Before creating any of the actual costumes, Barnes goes through phases of design back and forth with the director. She also works collaboratively with others in the cast who also aid her as “costume helpers.”

According to Barnes, 75 percent of her time is spent on planning the costumes and 25 percent is spent on the actual gathering of the costumes. The costumes are a mix of materials from the costume box, rented out costumes from other schools and pieces that they create and modify themselves.

Sophomore Maya van Overbeeke-Costello helped with costuming her freshman year for the show, “Peter and the Starcatcher.” According to van Overbeeke-Costello, the experience from last year has in some ways helped her in this year’s production.

“A lot of our costumes for the show come from the costume loft which is a room upstairs that’s just filled with costumes,” van Overbeeke-Costello said. “There’s a lot up there. So, now that I’ve had the experience from costuming last year, I know my way around the costume loft better and I’m also familiar with a lot of things.”

Van Overbeeke-Costello expressed that she prefers to be on stage, but also finds working behind the scenes just as rewarding. However, those who are not on stage, like the costume and light crews, often don’t receive as much credit as they should for their efforts, according to van Overbeeke-Costello.
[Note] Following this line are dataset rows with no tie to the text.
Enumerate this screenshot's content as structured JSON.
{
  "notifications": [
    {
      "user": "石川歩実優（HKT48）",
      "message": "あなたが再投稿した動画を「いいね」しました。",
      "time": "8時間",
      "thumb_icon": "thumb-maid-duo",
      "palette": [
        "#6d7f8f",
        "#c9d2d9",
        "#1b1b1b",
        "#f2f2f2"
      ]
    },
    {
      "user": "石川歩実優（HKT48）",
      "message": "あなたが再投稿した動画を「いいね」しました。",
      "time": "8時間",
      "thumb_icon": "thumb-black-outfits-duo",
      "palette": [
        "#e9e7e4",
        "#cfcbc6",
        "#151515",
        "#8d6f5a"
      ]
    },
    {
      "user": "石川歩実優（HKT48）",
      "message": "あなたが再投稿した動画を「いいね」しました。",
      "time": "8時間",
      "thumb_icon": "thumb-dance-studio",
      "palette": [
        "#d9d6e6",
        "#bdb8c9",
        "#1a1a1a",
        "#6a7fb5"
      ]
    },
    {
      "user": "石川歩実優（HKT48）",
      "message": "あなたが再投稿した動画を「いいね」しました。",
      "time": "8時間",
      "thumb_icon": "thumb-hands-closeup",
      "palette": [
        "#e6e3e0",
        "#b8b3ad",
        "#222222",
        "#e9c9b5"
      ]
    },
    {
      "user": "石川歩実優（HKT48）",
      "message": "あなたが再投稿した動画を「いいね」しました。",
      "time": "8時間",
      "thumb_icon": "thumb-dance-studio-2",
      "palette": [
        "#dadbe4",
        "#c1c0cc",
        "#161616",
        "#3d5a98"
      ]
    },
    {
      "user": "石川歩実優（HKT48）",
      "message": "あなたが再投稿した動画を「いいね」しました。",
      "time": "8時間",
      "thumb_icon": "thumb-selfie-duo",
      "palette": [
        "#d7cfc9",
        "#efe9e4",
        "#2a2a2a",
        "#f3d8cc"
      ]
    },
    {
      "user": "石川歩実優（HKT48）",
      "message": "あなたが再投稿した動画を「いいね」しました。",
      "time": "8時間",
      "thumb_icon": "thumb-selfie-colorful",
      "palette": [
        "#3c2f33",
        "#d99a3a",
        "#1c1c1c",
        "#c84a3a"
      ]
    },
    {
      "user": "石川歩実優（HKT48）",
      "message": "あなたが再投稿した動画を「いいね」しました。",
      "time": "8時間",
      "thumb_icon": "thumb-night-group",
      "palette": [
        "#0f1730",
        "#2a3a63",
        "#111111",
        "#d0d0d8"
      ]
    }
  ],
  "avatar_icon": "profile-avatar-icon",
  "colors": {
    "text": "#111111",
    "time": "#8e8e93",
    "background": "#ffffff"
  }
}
I think that in theater, a lot of people focus on who has the most lines or who is right in the center of the stage, but they don’t realize how much goes into making all that happen. Everyone works so hard to make the show come together and a lot of them do it without the recognition.”

— Maya van Overbeeke-Costello, sophomore

“I think that in theater, a lot of people focus on who has the most lines or who is right in the center of the stage,” van Overbeeke-Costello said, ”But they don’t realize how much goes into making all that happen. Everyone works so hard to make the show come together and a lot of them do it without the recognition.”

Sophomore Dín Klein, who also helps Barnes with costumes, agreed with van Overbeeke-Costello, expressing that not everyone thinks of costume design when they’re watching the show.

“A lot of people will think the director is the most important part. But I think costumes are so important, and it really just brings the audiences’ mindset into this realistic setting,” Klein said.

Klein also explained that the road to creating the costumes was heavily influenced by the play’s setting: Tomorrow.

“We were trying to figure out how can we make this look more futuristic. What Summer did is she cut up in different ways, like some of them are just ripped to shreds,” Klein said. “There’s one with vertical pieces of fabric and it doesn’t even look like jeans anymore or just the seams of jeans. When we look at ourselves, we think we look weird, but it’s the future.”

According to Barnes, the aesthetic of the costumes is supposed to represent the near future, not hundreds of years from now. Typically, one would imagine robotic and metallic costumes, but that was not the case here.

“A lot of the stuff that we’re focusing on is the idea of pushing the trends that we have now,” Barnes said. “So for example, I looked at the ripped jeans that’s been recently. You know that one store that had plastic paneling in their jeans, something really weird like that. So I took that and I thought, well how could I extend that almost to the point of satire.”

Klein said that she finds helping the costume design process is rewarding because of the overall vision the group sees throughout the process of the costumes being created.

“We have an idea of what it could be. It definitely always changes based on what we can find,” Klein said. “So our ideas at the beginning versus what we actually come up with, it’s usually better and more than we ever could’ve imagined.”